For the records that follow, return only the count of lines containing the string "Projects".
Top of DATA FOR THIS TASK
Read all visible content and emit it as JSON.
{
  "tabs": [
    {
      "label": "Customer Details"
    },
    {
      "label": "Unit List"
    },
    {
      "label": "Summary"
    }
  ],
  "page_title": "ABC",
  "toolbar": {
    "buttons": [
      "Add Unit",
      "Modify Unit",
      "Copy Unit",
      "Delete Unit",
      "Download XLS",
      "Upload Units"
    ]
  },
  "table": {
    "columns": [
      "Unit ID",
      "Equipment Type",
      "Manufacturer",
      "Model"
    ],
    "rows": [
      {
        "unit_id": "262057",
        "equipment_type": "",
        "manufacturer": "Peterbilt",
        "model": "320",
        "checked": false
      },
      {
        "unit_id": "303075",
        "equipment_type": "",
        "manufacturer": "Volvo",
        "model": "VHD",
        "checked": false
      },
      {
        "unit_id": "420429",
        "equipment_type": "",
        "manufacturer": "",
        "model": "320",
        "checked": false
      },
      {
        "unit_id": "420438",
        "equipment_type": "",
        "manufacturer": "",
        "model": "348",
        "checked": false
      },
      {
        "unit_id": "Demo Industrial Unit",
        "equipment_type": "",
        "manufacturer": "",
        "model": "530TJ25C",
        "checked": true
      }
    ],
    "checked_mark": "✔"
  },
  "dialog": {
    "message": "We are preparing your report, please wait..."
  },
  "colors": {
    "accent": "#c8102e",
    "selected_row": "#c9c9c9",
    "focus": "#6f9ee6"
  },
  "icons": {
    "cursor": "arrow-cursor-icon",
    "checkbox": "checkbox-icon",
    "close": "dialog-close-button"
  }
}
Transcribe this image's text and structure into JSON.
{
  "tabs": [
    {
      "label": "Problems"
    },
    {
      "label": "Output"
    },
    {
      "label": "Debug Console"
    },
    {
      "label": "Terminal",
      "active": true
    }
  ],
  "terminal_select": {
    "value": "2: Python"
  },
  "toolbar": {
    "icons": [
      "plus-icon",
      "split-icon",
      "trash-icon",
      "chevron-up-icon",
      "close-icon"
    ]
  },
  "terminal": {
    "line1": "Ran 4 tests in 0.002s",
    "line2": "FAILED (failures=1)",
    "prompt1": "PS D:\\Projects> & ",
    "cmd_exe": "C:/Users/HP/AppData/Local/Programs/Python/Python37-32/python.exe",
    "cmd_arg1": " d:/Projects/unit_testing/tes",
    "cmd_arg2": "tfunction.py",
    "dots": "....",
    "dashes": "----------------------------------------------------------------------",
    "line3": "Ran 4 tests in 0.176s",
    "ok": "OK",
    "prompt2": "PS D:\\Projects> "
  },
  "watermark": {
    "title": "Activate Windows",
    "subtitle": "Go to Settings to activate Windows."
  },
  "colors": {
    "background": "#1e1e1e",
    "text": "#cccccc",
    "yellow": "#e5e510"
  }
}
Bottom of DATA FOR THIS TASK
**WRITTEN RESPONSE:** 3